April 4, 2018 marks the 50th anniversary of the death of Martin Luther King Jr. Today, we paid tribute to King's legacy by talking to the people who knew him, portrayed him and were inspired by him.
Civil rights icon Xernona Clayton was both the organizer of the Southern Christian Leadership Conference and a close advisor to King. She sat down with On Second Thought for a conversation about how King would feel about today's civil rights movements.Today, Clayton is CEO of the Trumpet Awards Foundation. We talked with Clayton in her office about the memories she shared with King at the 1966 SCLC in Atlanta.
The life of Martin Luther King Jr. has been the subject of a number of films.The made-for-television film, “The Boy King,” tells the story of his youth. The WSB-TV movie focuses on early prejudices King encountered in his childhood and how his family responded.
"The Boy King" won a Peabody Award in 1986. We sat down with the producer of the movie, Judy Cairo, and director Bill Parrott to talk about the making of the film.
In another made-for-television movie, “Selma, Lord, Selma,” explores King's later years in Selma, Alabama.
The movie is told through the eyes of an 11-year-old inspired by King's determination in the fight for equal rights. We talked to Clifton Powell, who portrayed King in "Selma, Lord, Selma."
So, in the last 50 years, how has the civil rights movement evolved, and where is it headed?

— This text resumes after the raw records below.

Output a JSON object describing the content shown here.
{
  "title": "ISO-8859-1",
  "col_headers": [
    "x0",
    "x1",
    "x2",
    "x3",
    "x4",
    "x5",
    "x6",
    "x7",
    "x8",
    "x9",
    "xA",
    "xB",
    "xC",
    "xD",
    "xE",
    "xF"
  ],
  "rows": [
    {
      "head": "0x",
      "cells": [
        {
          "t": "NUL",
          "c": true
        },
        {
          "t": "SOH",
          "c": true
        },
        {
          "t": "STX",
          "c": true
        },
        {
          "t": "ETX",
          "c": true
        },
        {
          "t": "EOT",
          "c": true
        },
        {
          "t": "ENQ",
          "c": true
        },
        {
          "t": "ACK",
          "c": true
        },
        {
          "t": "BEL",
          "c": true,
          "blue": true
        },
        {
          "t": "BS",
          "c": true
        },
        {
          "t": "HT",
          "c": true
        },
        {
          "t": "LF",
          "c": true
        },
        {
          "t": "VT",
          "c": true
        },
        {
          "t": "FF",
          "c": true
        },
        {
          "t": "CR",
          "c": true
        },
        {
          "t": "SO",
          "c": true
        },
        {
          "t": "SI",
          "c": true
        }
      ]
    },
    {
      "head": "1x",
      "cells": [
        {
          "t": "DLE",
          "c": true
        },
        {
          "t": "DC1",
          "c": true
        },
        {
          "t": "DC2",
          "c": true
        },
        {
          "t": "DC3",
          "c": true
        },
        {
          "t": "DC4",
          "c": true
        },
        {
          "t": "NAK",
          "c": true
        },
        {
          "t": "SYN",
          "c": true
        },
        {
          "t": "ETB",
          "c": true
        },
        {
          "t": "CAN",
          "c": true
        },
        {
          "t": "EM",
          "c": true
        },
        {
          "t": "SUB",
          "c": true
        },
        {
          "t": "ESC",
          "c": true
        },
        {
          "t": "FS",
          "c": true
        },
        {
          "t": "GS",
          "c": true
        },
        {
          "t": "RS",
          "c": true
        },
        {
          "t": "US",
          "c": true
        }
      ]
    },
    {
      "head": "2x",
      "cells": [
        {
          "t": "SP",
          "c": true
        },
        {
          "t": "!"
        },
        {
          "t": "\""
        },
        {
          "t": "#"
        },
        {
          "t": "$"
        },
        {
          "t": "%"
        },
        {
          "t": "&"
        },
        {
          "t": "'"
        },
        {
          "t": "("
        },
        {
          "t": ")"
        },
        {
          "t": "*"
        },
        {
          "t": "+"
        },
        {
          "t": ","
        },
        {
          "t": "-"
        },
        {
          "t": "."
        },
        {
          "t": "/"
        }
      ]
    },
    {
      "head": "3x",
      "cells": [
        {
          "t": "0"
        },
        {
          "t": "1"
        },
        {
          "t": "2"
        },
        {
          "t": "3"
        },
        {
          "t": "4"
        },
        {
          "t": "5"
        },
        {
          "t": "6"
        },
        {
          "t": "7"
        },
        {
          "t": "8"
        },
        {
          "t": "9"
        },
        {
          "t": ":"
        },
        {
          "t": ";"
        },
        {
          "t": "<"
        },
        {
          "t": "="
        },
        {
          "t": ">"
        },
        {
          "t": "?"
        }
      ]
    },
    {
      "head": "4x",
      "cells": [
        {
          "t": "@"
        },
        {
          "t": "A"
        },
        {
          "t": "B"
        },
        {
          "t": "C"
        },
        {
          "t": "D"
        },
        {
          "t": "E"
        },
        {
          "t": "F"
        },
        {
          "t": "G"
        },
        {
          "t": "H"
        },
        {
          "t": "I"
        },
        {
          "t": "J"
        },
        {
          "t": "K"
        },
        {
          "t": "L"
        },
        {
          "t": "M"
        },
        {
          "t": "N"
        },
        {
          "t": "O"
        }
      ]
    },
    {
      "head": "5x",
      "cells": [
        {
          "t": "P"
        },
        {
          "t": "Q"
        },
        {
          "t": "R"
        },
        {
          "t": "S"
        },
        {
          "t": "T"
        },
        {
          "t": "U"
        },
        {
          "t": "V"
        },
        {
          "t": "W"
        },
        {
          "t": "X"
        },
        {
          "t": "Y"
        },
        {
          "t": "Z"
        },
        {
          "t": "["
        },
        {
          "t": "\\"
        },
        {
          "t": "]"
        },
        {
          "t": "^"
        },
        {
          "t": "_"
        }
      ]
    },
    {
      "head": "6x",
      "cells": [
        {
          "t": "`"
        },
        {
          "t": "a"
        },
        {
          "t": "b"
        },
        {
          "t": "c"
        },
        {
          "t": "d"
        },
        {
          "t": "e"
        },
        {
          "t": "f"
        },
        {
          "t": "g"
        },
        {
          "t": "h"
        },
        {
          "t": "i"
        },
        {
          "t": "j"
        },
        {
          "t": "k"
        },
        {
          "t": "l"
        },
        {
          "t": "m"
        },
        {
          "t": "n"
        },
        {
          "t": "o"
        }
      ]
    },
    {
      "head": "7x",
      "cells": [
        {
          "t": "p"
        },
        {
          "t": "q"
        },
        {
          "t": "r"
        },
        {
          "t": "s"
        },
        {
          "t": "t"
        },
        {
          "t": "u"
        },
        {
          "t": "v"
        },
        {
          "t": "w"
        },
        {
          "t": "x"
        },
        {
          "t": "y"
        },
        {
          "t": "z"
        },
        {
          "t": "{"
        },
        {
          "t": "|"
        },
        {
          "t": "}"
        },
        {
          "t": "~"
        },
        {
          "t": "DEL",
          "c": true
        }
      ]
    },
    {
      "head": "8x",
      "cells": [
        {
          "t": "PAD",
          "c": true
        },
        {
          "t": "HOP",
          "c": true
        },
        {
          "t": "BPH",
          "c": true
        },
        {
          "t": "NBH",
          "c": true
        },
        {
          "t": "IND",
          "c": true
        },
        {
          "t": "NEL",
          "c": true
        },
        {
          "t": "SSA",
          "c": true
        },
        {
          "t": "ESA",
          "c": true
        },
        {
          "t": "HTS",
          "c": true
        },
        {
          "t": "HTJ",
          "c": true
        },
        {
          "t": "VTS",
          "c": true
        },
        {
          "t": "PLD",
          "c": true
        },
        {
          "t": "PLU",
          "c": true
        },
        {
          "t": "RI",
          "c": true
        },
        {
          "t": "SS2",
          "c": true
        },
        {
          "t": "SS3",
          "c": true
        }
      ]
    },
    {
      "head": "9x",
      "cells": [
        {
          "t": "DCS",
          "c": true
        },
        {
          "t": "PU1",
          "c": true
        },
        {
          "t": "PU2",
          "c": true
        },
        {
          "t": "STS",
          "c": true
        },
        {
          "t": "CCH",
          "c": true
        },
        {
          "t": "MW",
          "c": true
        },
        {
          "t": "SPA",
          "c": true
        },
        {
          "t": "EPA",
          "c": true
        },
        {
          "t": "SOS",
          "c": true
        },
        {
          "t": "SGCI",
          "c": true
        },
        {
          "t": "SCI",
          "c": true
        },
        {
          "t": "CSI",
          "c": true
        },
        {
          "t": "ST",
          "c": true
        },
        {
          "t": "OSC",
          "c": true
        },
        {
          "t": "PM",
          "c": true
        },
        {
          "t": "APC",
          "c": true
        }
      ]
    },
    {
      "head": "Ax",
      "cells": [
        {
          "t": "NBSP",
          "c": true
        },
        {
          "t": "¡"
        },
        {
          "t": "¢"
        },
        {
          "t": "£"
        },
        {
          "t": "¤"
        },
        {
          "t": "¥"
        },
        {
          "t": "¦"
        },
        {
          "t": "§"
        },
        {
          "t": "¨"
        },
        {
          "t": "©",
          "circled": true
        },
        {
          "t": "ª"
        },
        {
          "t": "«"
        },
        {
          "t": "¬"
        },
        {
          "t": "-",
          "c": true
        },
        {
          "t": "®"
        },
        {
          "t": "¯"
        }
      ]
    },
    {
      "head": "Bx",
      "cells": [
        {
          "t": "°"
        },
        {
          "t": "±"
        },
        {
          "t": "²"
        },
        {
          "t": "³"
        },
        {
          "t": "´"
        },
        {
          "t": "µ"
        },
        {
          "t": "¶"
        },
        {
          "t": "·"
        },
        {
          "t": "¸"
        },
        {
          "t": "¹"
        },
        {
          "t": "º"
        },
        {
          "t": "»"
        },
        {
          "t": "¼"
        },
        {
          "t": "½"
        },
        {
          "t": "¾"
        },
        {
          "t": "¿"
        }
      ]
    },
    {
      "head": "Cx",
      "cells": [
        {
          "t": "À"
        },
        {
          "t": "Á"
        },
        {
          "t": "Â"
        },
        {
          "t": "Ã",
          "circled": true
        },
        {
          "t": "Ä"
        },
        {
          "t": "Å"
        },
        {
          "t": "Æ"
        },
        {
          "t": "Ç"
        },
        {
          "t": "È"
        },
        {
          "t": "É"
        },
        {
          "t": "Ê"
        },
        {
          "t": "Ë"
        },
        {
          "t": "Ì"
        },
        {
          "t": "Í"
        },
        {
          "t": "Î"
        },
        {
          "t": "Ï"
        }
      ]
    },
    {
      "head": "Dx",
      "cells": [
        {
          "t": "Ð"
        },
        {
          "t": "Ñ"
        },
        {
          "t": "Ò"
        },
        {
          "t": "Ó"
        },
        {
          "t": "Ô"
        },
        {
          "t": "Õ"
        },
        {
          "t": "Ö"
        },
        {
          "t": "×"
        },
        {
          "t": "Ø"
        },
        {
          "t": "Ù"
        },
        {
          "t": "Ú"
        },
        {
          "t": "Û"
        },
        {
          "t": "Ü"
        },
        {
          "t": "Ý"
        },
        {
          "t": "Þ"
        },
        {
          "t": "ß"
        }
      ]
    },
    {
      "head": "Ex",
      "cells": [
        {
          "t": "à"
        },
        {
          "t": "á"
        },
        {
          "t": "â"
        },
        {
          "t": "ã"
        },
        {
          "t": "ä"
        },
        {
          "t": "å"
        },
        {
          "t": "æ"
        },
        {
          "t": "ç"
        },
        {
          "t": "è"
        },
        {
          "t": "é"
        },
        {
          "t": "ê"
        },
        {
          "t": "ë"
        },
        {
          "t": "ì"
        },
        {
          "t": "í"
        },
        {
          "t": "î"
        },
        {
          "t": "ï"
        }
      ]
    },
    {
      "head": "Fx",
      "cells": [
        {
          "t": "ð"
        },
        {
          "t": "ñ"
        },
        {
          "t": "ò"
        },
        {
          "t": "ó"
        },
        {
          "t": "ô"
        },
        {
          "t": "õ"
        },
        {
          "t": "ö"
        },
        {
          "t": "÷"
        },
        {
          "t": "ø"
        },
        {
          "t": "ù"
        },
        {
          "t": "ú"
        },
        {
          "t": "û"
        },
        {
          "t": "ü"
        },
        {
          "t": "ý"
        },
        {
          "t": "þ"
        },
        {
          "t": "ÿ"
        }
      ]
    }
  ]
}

We ended our show with GPB's "Morning Edition" host Leah Fleming, who spoke with a group of activists about today's civil rights culture. We heard from the Rev. Gerald Durley, senior pastor emeritus of Providence Missionary Baptist Church, Amanda Hollowell, a community organizer in Savannah, Avery Jackson, an organizer for "ATL Is Ready" and Devyn Springer, a community organizer in Atlanta.